There are a few areas which need to be addressed for the newly recovering person and how they deal with their family through all the new recovery stuff.
If your family was with you through your active addiction most likely they will be there for you during your recovery. That can be good and bad depending on your perspective. Often family members who sat back and watched an addict through the darkest times are thrilled to be involved when things begin to turn around. The problem is when the attention becomes overwhelming to the point of smothering.
I will mention a phrase now that I want you to burn into your memory for the period of early recovery: it is only temporary. Early recovery is a process and with luck you will only have to endure it once. After a period, you will move successfully into the next stage of recovery.
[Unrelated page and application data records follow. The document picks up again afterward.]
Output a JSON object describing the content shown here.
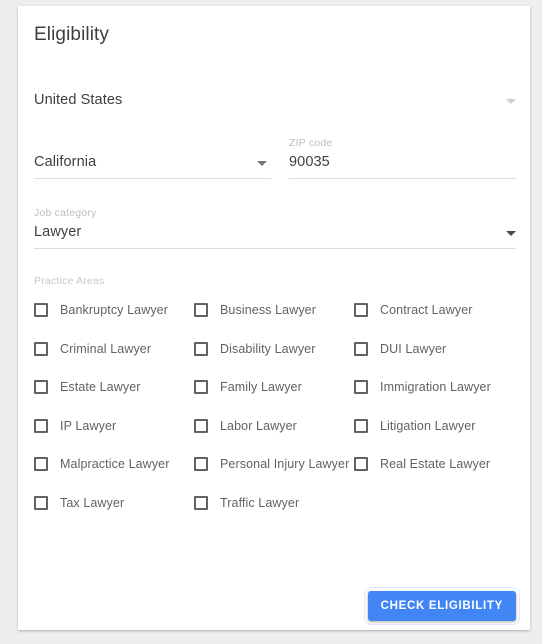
{
  "card": {
    "title": "Eligibility"
  },
  "form": {
    "country": {
      "value": "United States",
      "caret": "chevron-down-icon"
    },
    "state": {
      "value": "California",
      "caret": "chevron-down-icon"
    },
    "zip": {
      "label": "ZIP code",
      "value": "90035",
      "placeholder": "ZIP code"
    },
    "job_category": {
      "label": "Job category",
      "value": "Lawyer",
      "caret": "chevron-down-icon"
    }
  },
  "practice_areas": {
    "label": "Practice Areas",
    "items": [
      {
        "label": "Bankruptcy Lawyer",
        "checked": false
      },
      {
        "label": "Business Lawyer",
        "checked": false
      },
      {
        "label": "Contract Lawyer",
        "checked": false
      },
      {
        "label": "Criminal Lawyer",
        "checked": false
      },
      {
        "label": "Disability Lawyer",
        "checked": false
      },
      {
        "label": "DUI Lawyer",
        "checked": false
      },
      {
        "label": "Estate Lawyer",
        "checked": false
      },
      {
        "label": "Family Lawyer",
        "checked": false
      },
      {
        "label": "Immigration Lawyer",
        "checked": false
      },
      {
        "label": "IP Lawyer",
        "checked": false
      },
      {
        "label": "Labor Lawyer",
        "checked": false
      },
      {
        "label": "Litigation Lawyer",
        "checked": false
      },
      {
        "label": "Malpractice Lawyer",
        "checked": false
      },
      {
        "label": "Personal Injury Lawyer",
        "checked": false
      },
      {
        "label": "Real Estate Lawyer",
        "checked": false
      },
      {
        "label": "Tax Lawyer",
        "checked": false
      },
      {
        "label": "Traffic Lawyer",
        "checked": false
      }
    ]
  },
  "actions": {
    "submit_label": "CHECK ELIGIBILITY"
  },
  "colors": {
    "accent": "#4285f4",
    "page_background": "#eeeeee",
    "card_background": "#ffffff",
    "text_primary": "#3c4043",
    "text_secondary": "#5f6368",
    "label_muted": "#bdbdbd",
    "underline": "#dadce0"
  }
}
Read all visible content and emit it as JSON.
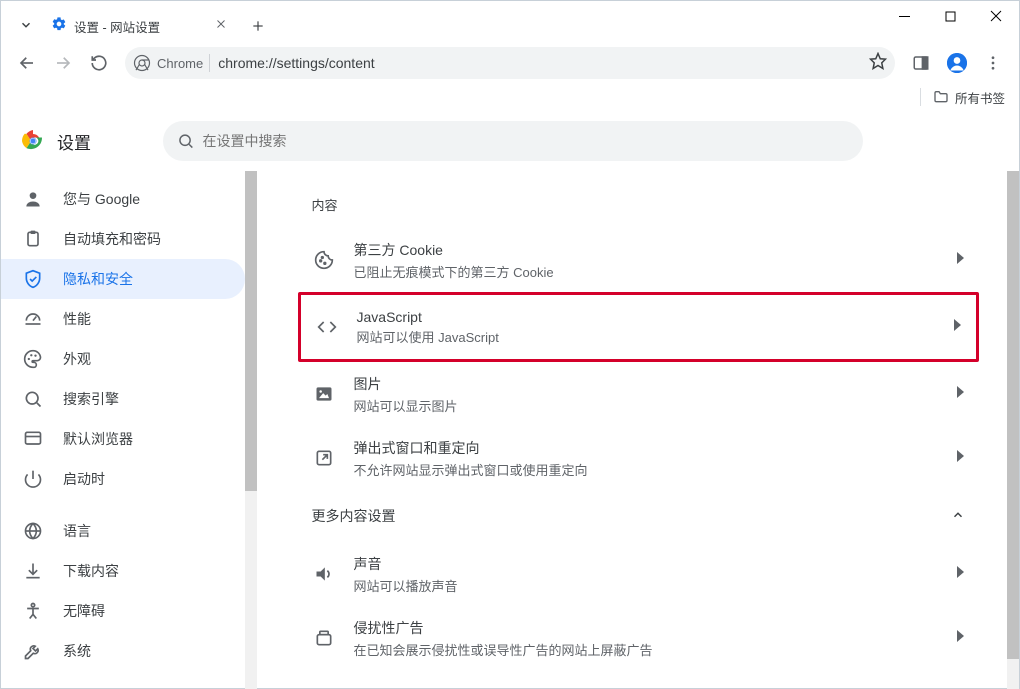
{
  "tab": {
    "title": "设置 - 网站设置"
  },
  "omnibox": {
    "chip": "Chrome",
    "url": "chrome://settings/content"
  },
  "bookmarks_bar": {
    "all_bookmarks": "所有书签"
  },
  "settings_header": {
    "title": "设置",
    "search_placeholder": "在设置中搜索"
  },
  "sidebar": {
    "items": [
      {
        "label": "您与 Google"
      },
      {
        "label": "自动填充和密码"
      },
      {
        "label": "隐私和安全"
      },
      {
        "label": "性能"
      },
      {
        "label": "外观"
      },
      {
        "label": "搜索引擎"
      },
      {
        "label": "默认浏览器"
      },
      {
        "label": "启动时"
      },
      {
        "label": "语言"
      },
      {
        "label": "下载内容"
      },
      {
        "label": "无障碍"
      },
      {
        "label": "系统"
      }
    ]
  },
  "content": {
    "heading": "内容",
    "rows": [
      {
        "title": "第三方 Cookie",
        "sub": "已阻止无痕模式下的第三方 Cookie"
      },
      {
        "title": "JavaScript",
        "sub": "网站可以使用 JavaScript"
      },
      {
        "title": "图片",
        "sub": "网站可以显示图片"
      },
      {
        "title": "弹出式窗口和重定向",
        "sub": "不允许网站显示弹出式窗口或使用重定向"
      }
    ],
    "more_heading": "更多内容设置",
    "more_rows": [
      {
        "title": "声音",
        "sub": "网站可以播放声音"
      },
      {
        "title": "侵扰性广告",
        "sub": "在已知会展示侵扰性或误导性广告的网站上屏蔽广告"
      }
    ]
  }
}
Families which have endured addiction often times have boundary issues. It comes with the territory. You may have hidden yourself away in a dark hole somewhere to do your addiction business or maybe you were the type to let it all hang out on the front lawn for the neighbors to see. Regardless your family may be eager to know what’s going on with you now that you are back in society.
They have shared your misery so why not let them share your joy? Your parents, wife or husband may be legitimately interested in all this Recovery business you are talking about and would like some inside information. Remember, it’s only temporary. Clue them in; tell them what you need to do on a daily basis. If you attend 12-step meetings, find one that is open to the public and have them come along once or twice to get an idea of what goes on during these meetings. The more they know, the more they will relax and, at some point, they will realize you’ve got this “Recovery” thing under control.
You may also find that “Trust” is a big issue. Constant questions of where are you going? Who are you talking to? Who just texted you? When will you be home? Questions and attitudes like these may plague your early recovery. The husband who is greeted at the door by his wife’s kisses only to realize he had just been subjected to another “Sniff” test to see if he smelled more like Ralph Lauren or Sam Adams can be deflating.
Well, guess what? You earned this mistrust. It does not go away overnight.
But, it is only temporary.
There will also be those loved ones who don’t care about what you are doing as long as you get better and stay that way. That is their choice as well.
In this case you need to stay close to those that are assisting you in your journey of recovery and stay on track. It does not matter in the long run what your wife, husband or great aunt thinks of the addict or alcoholic in the family. What matters is that you keep doing what you need to do. Your success or failure will have little effect on your great aunt’s beliefs. When it comes to recovery, I firmly believe you need to recover for yourself first.
Another area where I see newly recovering people running into issues is the quick fix approach to recovery.
So often for the newly recovering addict or alcoholic there is a burning desire to repair what was broken, to set things right to a point where they believe things had been before everything had gotten so out of control. Issues with finances, employment and, yes, family can be corrected with just the right amount energy and persuasion. Although overtime may work in the workplace, family and loved ones are not so easily swayed.
Keep in mind that recovery is a process. If everything goes well, you will not be the same person you were prior to getting clean and you would not expect your loved ones to want the “old” person they knew back. They want the new and improved version! In that light, try not falling into the trap of wanting everything back (including your family) the way it was. The most important aspect to remember is the process of recovery and not get stuck fixating on the end results. All this takes time.
Time: That aspect of life that no alcoholic or addict ever dealt with properly, time was a concept that was cheated by fast deals and quick fixes is now the medicine that will heal those wounds that have been inflicted on those so close to them.
Stephen King who makes his own recovery very public put it best in his book, On Writing:
“At the worst of I no longer wanted to drink and no longer wanted to be sober, either. I felt evicted from life. At the start of the road back I just tried to believe the people who said things would get better if I gave them time to do so. . . Little by little I found the beat again, and after that I found joy again. I came back to my family with gratitude and back to my work with relief-I came back to the way folks come back to a summer cottage after a long winter, checking first to make sure nothing has been stolen or broken during the cold season. Nothing had been. It was all still there, still all whole. Once the pipes were thawed out and the electricity was turned back on, everything worked fine.”
Early recovery is a process and it is only temporary.